The amount of data that a company now generates on a day-to-day basis is growing at a breakneck pace. According to a 2010 study by IDC and EMC, the so-called digital universe doubles in size every two years. By 2020, the world will generate roughly 50 times the amount of data that it did in 2011. That equals about 90 zettabytes, which is nothing to shake a stick at.
At the same time, much of this information is coming from unstructured sources, like video and social media. Such data holds valuable potential, but it is only effective if a company knows how to handle it properly.
The bring-your-own-device movement that has emerged in recent years is, for the IT department, kind of like eating brussel sprouts for the first time. You know it’s good for you, and on some level, you even enjoy it. Ultimately, though, it’s unfamiliar territory that you might not be enthusiastic to gobble up.
But unlike brussel sprouts there is legitimate reason to be concerned when it comes to BYOD.
Dawn of a new era
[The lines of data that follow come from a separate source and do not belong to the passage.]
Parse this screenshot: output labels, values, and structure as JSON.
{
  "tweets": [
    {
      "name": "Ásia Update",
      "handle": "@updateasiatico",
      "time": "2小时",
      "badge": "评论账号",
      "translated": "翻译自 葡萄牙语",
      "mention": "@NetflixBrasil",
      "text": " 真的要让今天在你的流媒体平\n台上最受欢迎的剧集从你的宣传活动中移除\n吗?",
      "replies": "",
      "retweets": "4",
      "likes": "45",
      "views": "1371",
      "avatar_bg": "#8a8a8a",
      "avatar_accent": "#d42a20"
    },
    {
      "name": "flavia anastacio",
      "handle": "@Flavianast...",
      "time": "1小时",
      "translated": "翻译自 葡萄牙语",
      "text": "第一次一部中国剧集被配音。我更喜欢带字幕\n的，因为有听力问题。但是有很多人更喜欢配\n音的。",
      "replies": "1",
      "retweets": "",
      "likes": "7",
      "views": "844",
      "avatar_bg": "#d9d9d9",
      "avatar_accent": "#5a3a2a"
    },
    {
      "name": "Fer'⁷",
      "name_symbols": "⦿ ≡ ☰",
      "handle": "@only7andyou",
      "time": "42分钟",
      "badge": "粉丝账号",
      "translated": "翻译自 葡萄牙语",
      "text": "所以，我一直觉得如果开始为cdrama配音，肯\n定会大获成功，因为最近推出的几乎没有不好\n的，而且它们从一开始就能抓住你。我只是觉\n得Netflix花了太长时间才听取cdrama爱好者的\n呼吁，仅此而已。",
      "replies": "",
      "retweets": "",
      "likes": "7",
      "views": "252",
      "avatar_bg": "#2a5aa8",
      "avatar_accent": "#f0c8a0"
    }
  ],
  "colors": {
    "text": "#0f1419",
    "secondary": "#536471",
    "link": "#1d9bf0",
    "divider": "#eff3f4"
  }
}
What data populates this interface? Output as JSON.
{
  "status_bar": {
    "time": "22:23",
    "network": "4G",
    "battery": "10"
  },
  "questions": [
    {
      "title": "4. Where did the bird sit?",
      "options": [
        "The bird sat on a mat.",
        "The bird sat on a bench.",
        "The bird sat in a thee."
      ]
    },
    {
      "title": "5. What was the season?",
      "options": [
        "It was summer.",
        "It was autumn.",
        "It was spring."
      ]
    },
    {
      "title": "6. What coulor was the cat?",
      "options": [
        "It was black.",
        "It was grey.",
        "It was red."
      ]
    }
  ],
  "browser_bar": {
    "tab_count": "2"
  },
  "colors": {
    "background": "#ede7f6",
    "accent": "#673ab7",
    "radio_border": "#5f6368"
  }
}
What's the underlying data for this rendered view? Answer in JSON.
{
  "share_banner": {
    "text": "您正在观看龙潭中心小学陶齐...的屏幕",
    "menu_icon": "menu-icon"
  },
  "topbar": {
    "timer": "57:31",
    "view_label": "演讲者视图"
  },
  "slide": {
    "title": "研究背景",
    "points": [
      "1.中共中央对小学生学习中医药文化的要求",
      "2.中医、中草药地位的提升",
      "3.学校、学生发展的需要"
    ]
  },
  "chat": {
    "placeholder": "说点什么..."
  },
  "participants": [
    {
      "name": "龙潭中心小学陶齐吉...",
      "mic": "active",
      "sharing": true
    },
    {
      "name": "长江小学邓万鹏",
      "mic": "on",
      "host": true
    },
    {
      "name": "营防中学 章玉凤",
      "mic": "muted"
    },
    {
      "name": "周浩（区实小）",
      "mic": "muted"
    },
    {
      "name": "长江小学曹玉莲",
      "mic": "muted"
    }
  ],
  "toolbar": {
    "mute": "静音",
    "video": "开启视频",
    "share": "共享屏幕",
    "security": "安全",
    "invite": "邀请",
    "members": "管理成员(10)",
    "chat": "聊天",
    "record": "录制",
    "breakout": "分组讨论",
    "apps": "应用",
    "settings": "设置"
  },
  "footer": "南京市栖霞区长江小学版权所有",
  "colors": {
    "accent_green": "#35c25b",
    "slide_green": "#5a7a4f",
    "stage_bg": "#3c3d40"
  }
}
Just a few years ago, BlackBerry ruled the roost of enterprise mobility. Everybody who was anybody had one of these smartphones – which, by today’s standards, were not all that smart. Sure, they allowed you to check email and browse some version of the web. But they lacked the robust apps and appeal of today’s idea of the smartphone. What they might have lacked in functionality, however, they made up for in other areas.
The rapid deployment and adoption of mobile devices has led to a very real need for Acceptable Use Policies and Mobile Security Policies. In my first blog post in this series, I will be discussing key points in developing policies around mobile devices and will give specific examples of language that I have seen used in employee communication of these policies.
Consider the enforcement
Any policy written isn’t fully useful if it isn’t enforced and reiterated. All users should know the policies upon hire. Also, keeping the policies relevant by communicating them on a regular basis is important. These policies should be treated the same way that HR policies are developed and referenced.
In my last blog, I touched on the first part of crafting a BYOD program: define your goals, assess your risk tolerance, and identify the key stakeholders in your program’s development.
The next step? Build your strategy. Here are a few things to consider:
Determine who will be allowed to bring their own devices
Many companies choose to slow roll BYOD, enabling only certain groups of employees in the first round and then opening it up to more employees at a later date. This allows them to test the waters before they dive right in.
OMG was my first reaction when I read an article about a man ringing up a $200K cell phone bill. The man is deaf and mute. He uses his cell phone as his primary way of communicating. He didn’t know about roaming charges and got hit for roaming on 2000 text messages and countless video downloads. Here is the article for your reference.
So think about the liabilities companies face today with employees using their corporate or employee-owned mobile devices for both work and personal use. Many companies pay for their employees’ mobile phone usage charges, how do they protect themselves from misuse or abuse and ultimately limit their financial exposure?
For businesses, mobility is the gold rush of today, with many looking to get smartphones into the hands of their employees as quickly as possible. By now, we’ve all heard about the inevitable risks of consumerization of IT, and the importance of mobile device management to get the most value out of enterprise mobility.
So now, businesses are preparing for the technology, putting most of their efforts toward weighing their options on smartphones. Sure, mobile device management is a consideration, and many believe that as long as they have any MDM solution in place, they’ve covered all the bases.
Virtual Desktop Infrastructure (VDI) is taking precedence in the enterprise more than ever. The cost benefits of large deployments are hard to overlook. Why are we seeing such a slow adoption rate? I believe there are 3 key factors slowing the momentum.
- VDI technology is still hindered by bandwidth delay. Working on a LAN is extremely usable for the average employee. The speeds of processing and usability are near real-time with the latest thin clients. Recently, we can include streamed HD graphics and content to benefit developers. Over a WAN or open Internet is a different story, and there are still large gaps in usability in this architecture. It is improving everyday and more and more people are starting to tackle the problems.
Previously, Ben had blogged about Why Mobile Device Management (MDM) is necessary for today’s enterprises. Today, I would like to touch on how to secure mobile devices. The main two components of securing mobile devices are 1) securing the connection between the mobile device and the corporate network, and 2) securing the device itself.
Securing the Connection